[[ EXERCISE INPUTS, beginning ]]

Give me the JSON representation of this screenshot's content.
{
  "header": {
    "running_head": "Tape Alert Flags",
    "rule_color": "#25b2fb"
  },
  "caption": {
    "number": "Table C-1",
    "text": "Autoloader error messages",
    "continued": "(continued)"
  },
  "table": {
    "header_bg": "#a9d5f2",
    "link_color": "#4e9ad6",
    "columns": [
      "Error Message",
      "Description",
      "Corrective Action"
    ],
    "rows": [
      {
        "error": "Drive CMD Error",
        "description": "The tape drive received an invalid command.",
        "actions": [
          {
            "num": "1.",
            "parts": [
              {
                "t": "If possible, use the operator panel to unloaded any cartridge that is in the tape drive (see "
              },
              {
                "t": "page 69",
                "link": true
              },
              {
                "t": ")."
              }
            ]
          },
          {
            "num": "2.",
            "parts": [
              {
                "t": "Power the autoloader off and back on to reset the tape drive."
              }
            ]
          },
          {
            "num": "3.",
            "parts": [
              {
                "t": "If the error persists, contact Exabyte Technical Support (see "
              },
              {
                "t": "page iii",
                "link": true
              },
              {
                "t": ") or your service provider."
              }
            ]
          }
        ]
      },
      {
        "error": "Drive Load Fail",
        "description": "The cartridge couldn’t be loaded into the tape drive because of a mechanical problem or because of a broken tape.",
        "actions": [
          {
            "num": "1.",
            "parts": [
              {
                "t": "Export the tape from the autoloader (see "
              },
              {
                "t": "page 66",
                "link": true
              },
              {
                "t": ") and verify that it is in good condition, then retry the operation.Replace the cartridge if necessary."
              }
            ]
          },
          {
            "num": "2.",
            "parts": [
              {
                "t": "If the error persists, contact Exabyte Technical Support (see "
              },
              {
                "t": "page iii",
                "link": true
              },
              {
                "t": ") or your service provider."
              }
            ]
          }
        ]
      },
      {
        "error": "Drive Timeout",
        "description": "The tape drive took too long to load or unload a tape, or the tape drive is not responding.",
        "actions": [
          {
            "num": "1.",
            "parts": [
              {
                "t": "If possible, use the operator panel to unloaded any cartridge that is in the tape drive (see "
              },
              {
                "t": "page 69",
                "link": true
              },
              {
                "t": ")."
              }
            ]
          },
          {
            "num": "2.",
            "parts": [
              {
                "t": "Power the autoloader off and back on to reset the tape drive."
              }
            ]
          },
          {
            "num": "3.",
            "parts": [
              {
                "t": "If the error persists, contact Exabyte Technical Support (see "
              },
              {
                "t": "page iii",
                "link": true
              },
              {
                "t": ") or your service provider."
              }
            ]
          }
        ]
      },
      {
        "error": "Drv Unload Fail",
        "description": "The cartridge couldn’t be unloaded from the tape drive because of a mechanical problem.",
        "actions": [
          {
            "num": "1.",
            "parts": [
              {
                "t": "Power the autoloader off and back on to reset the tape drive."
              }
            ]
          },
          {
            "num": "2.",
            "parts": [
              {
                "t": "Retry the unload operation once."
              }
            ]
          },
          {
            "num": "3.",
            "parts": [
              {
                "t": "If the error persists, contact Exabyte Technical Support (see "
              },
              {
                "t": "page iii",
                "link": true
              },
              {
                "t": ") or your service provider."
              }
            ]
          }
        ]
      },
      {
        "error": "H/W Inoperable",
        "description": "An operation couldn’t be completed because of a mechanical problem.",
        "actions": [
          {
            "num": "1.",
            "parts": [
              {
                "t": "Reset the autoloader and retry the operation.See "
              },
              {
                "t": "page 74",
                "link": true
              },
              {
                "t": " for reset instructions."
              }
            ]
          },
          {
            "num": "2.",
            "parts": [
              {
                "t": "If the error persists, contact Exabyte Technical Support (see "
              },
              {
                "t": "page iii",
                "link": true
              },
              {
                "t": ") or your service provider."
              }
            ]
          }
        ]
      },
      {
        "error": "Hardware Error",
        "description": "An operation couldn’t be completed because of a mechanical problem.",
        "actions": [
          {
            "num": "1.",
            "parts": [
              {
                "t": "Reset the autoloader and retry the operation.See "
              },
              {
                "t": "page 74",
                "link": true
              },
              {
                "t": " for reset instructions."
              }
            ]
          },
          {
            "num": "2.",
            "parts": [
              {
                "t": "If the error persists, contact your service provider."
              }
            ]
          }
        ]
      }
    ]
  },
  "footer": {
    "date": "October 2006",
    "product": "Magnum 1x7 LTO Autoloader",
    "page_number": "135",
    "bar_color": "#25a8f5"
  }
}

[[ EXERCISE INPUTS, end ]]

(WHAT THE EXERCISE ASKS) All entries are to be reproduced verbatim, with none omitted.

(TASK OUTPUT)
Give me the JSON representation of this screenshot's content.
{
  "header": {
    "running_head": "Tape Alert Flags",
    "rule_color": "#25b2fb"
  },
  "caption": {
    "number": "Table C-1",
    "text": "Autoloader error messages",
    "continued": "(continued)"
  },
  "table": {
    "header_bg": "#a9d5f2",
    "link_color": "#4e9ad6",
    "columns": [
      "Error Message",
      "Description",
      "Corrective Action"
    ],
    "rows": [
      {
        "error": "Drive CMD Error",
        "description": "The tape drive received an invalid command.",
        "actions": [
          {
            "num": "1.",
            "parts": [
              {
                "t": "If possible, use the operator panel to unloaded any cartridge that is in the tape drive (see "
              },
              {
                "t": "page 69",
                "link": true
              },
              {
                "t": ")."
              }
            ]
          },
          {
            "num": "2.",
            "parts": [
              {
                "t": "Power the autoloader off and back on to reset the tape drive."
              }
            ]
          },
          {
            "num": "3.",
            "parts": [
              {
                "t": "If the error persists, contact Exabyte Technical Support (see "
              },
              {
                "t": "page iii",
                "link": true
              },
              {
                "t": ") or your service provider."
              }
            ]
          }
        ]
      },
      {
        "error": "Drive Load Fail",
        "description": "The cartridge couldn’t be loaded into the tape drive because of a mechanical problem or because of a broken tape.",
        "actions": [
          {
            "num": "1.",
            "parts": [
              {
                "t": "Export the tape from the autoloader (see "
              },
              {
                "t": "page 66",
                "link": true
              },
              {
                "t": ") and verify that it is in good condition, then retry the operation.Replace the cartridge if necessary."
              }
            ]
          },
          {
            "num": "2.",
            "parts": [
              {
                "t": "If the error persists, contact Exabyte Technical Support (see "
              },
              {
                "t": "page iii",
                "link": true
              },
              {
                "t": ") or your service provider."
              }
            ]
          }
        ]
      },
      {
        "error": "Drive Timeout",
        "description": "The tape drive took too long to load or unload a tape, or the tape drive is not responding.",
        "actions": [
          {
            "num": "1.",
            "parts": [
              {
                "t": "If possible, use the operator panel to unloaded any cartridge that is in the tape drive (see "
              },
              {
                "t": "page 69",
                "link": true
              },
              {
                "t": ")."
              }
            ]
          },
          {
            "num": "2.",
            "parts": [
              {
                "t": "Power the autoloader off and back on to reset the tape drive."
              }
            ]
          },
          {
            "num": "3.",
            "parts": [
              {
                "t": "If the error persists, contact Exabyte Technical Support (see "
              },
              {
                "t": "page iii",
                "link": true
              },
              {
                "t": ") or your service provider."
              }
            ]
          }
        ]
      },
      {
        "error": "Drv Unload Fail",
        "description": "The cartridge couldn’t be unloaded from the tape drive because of a mechanical problem.",
        "actions": [
          {
            "num": "1.",
            "parts": [
              {
                "t": "Power the autoloader off and back on to reset the tape drive."
              }
            ]
          },
          {
            "num": "2.",
            "parts": [
              {
                "t": "Retry the unload operation once."
              }
            ]
          },
          {
            "num": "3.",
            "parts": [
              {
                "t": "If the error persists, contact Exabyte Technical Support (see "
              },
              {
                "t": "page iii",
                "link": true
              },
              {
                "t": ") or your service provider."
              }
            ]
          }
        ]
      },
      {
        "error": "H/W Inoperable",
        "description": "An operation couldn’t be completed because of a mechanical problem.",
        "actions": [
          {
            "num": "1.",
            "parts": [
              {
                "t": "Reset the autoloader and retry the operation.See "
              },
              {
                "t": "page 74",
                "link": true
              },
              {
                "t": " for reset instructions."
              }
            ]
          },
          {
            "num": "2.",
            "parts": [
              {
                "t": "If the error persists, contact Exabyte Technical Support (see "
              },
              {
                "t": "page iii",
                "link": true
              },
              {
                "t": ") or your service provider."
              }
            ]
          }
        ]
      },
      {
        "error": "Hardware Error",
        "description": "An operation couldn’t be completed because of a mechanical problem.",
        "actions": [
          {
            "num": "1.",
            "parts": [
              {
                "t": "Reset the autoloader and retry the operation.See "
              },
              {
                "t": "page 74",
                "link": true
              },
              {
                "t": " for reset instructions."
              }
            ]
          },
          {
            "num": "2.",
            "parts": [
              {
                "t": "If the error persists, contact your service provider."
              }
            ]
          }
        ]
      }
    ]
  },
  "footer": {
    "date": "October 2006",
    "product": "Magnum 1x7 LTO Autoloader",
    "page_number": "135",
    "bar_color": "#25a8f5"
  }
}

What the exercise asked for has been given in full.